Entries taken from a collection
━━━━━━
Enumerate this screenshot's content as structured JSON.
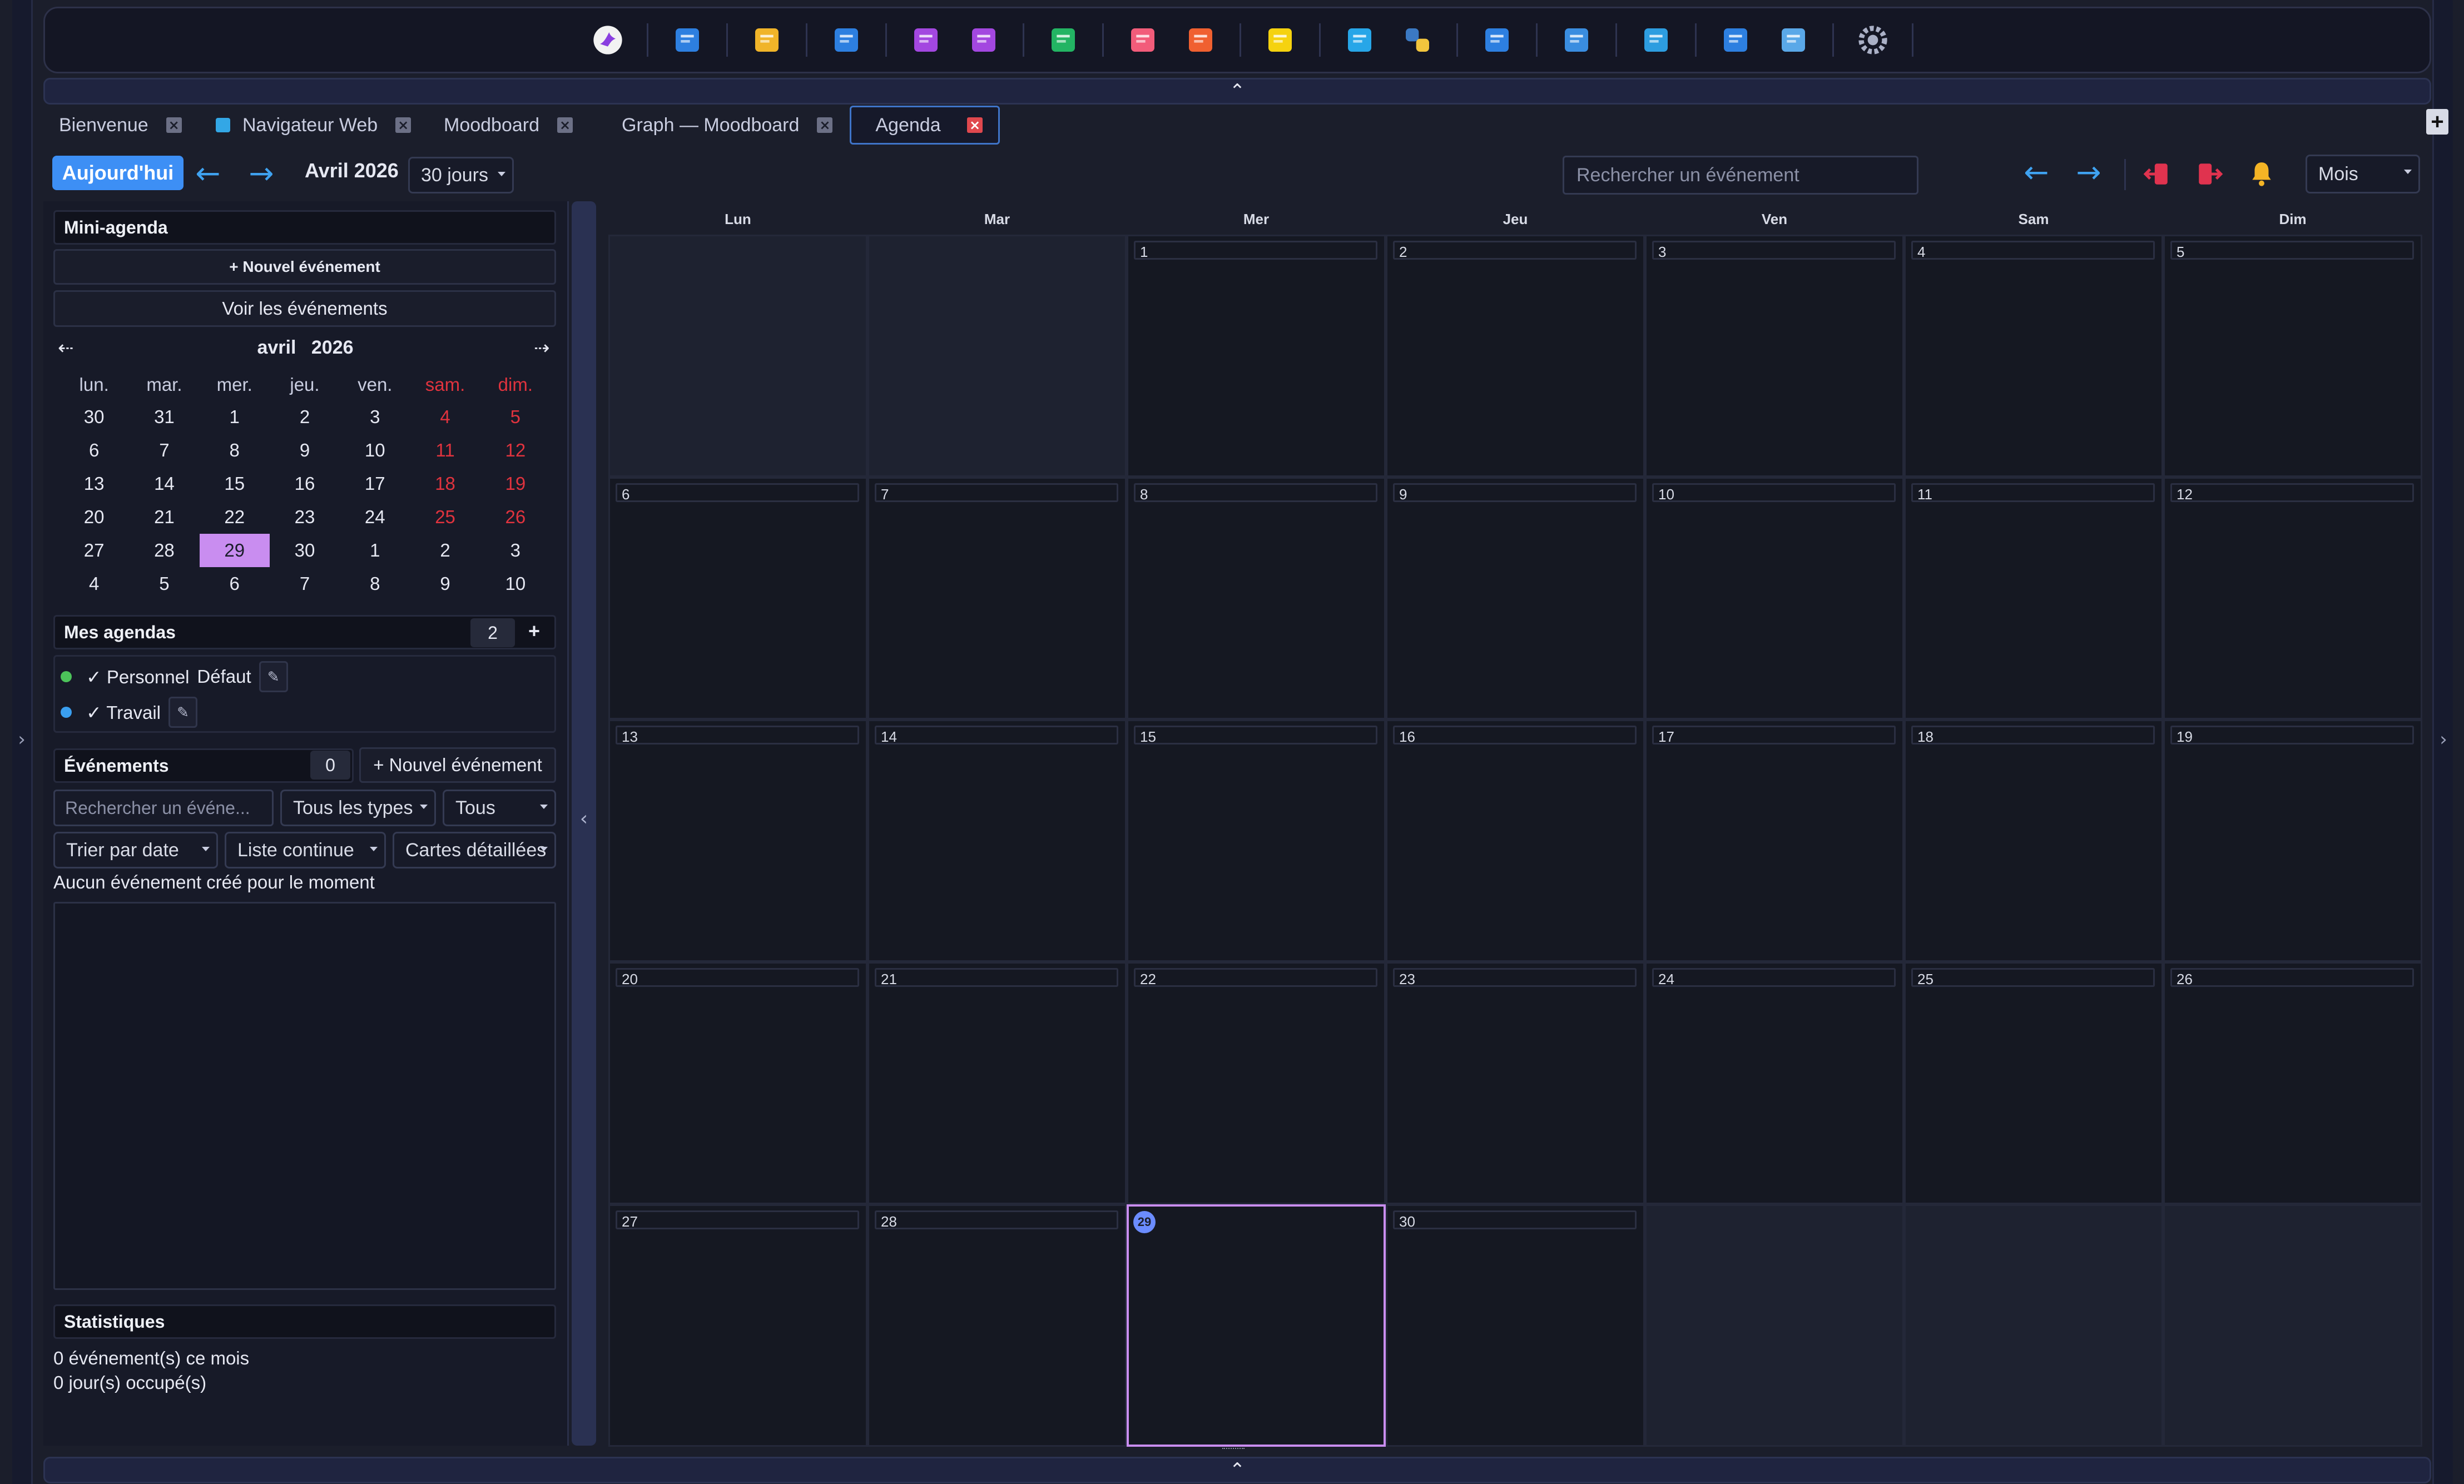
{
  "dock": {
    "icons": [
      "app-logo-icon",
      "browser-window-icon",
      "image-gallery-icon",
      "calendar-icon",
      "video-file-icon",
      "document-purple-icon",
      "spreadsheet-icon",
      "pdf-icon",
      "epub-icon",
      "sticky-note-icon",
      "code-file-icon",
      "python-icon",
      "waveform-icon",
      "photo-icon",
      "music-folder-icon",
      "film-icon",
      "folder-icon",
      "settings-gear-icon"
    ]
  },
  "collapse_top": "⌃",
  "collapse_bottom": "⌃",
  "tabs": [
    {
      "label": "Bienvenue",
      "active": false,
      "icon": false
    },
    {
      "label": "Navigateur Web",
      "active": false,
      "icon": true
    },
    {
      "label": "Moodboard",
      "active": false,
      "icon": false
    },
    {
      "label": "Graph — Moodboard",
      "active": false,
      "icon": false
    },
    {
      "label": "Agenda",
      "active": true,
      "icon": false
    }
  ],
  "tab_add": "+",
  "toolbar": {
    "today": "Aujourd'hui",
    "prev": "←",
    "next": "→",
    "month_label": "Avril 2026",
    "range_select": "30 jours",
    "search_placeholder": "Rechercher un événement",
    "view_select": "Mois"
  },
  "mini_agenda": {
    "title": "Mini-agenda",
    "new_event": "+ Nouvel événement",
    "view_events": "Voir les événements",
    "prev": "⇠",
    "next": "⇢",
    "month": "avril",
    "year": "2026",
    "weekdays": [
      "lun.",
      "mar.",
      "mer.",
      "jeu.",
      "ven.",
      "sam.",
      "dim."
    ],
    "weeks": [
      [
        "30",
        "31",
        "1",
        "2",
        "3",
        "4",
        "5"
      ],
      [
        "6",
        "7",
        "8",
        "9",
        "10",
        "11",
        "12"
      ],
      [
        "13",
        "14",
        "15",
        "16",
        "17",
        "18",
        "19"
      ],
      [
        "20",
        "21",
        "22",
        "23",
        "24",
        "25",
        "26"
      ],
      [
        "27",
        "28",
        "29",
        "30",
        "1",
        "2",
        "3"
      ],
      [
        "4",
        "5",
        "6",
        "7",
        "8",
        "9",
        "10"
      ]
    ],
    "today": "29"
  },
  "calendars": {
    "title": "Mes agendas",
    "count": "2",
    "add": "+",
    "items": [
      {
        "label": "✓ Personnel",
        "tag": "Défaut",
        "color": "#4cc35a"
      },
      {
        "label": "✓ Travail",
        "tag": "",
        "color": "#3a9ff0"
      }
    ],
    "edit_icon": "✎"
  },
  "events": {
    "title": "Événements",
    "count": "0",
    "new_event": "+ Nouvel événement",
    "search_placeholder": "Rechercher un événe...",
    "type_filter": "Tous les types",
    "scope_filter": "Tous",
    "sort": "Trier par date",
    "list_mode": "Liste continue",
    "card_mode": "Cartes détaillées",
    "empty_text": "Aucun événement créé pour le moment"
  },
  "stats": {
    "title": "Statistiques",
    "line1": "0 événement(s) ce mois",
    "line2": "0 jour(s) occupé(s)"
  },
  "month_grid": {
    "weekdays": [
      "Lun",
      "Mar",
      "Mer",
      "Jeu",
      "Ven",
      "Sam",
      "Dim"
    ],
    "days": [
      "",
      "",
      "1",
      "2",
      "3",
      "4",
      "5",
      "6",
      "7",
      "8",
      "9",
      "10",
      "11",
      "12",
      "13",
      "14",
      "15",
      "16",
      "17",
      "18",
      "19",
      "20",
      "21",
      "22",
      "23",
      "24",
      "25",
      "26",
      "27",
      "28",
      "29",
      "30",
      "",
      "",
      ""
    ],
    "today": "29",
    "today_badge": "29"
  },
  "colors": {
    "accent": "#3d8ff5",
    "today": "#c98df0",
    "weekend": "#e0333e"
  }
}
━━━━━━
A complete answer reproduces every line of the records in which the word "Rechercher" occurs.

## Answer space:
    "search_placeholder": "Rechercher un événement",
    "search_placeholder": "Rechercher un événe...",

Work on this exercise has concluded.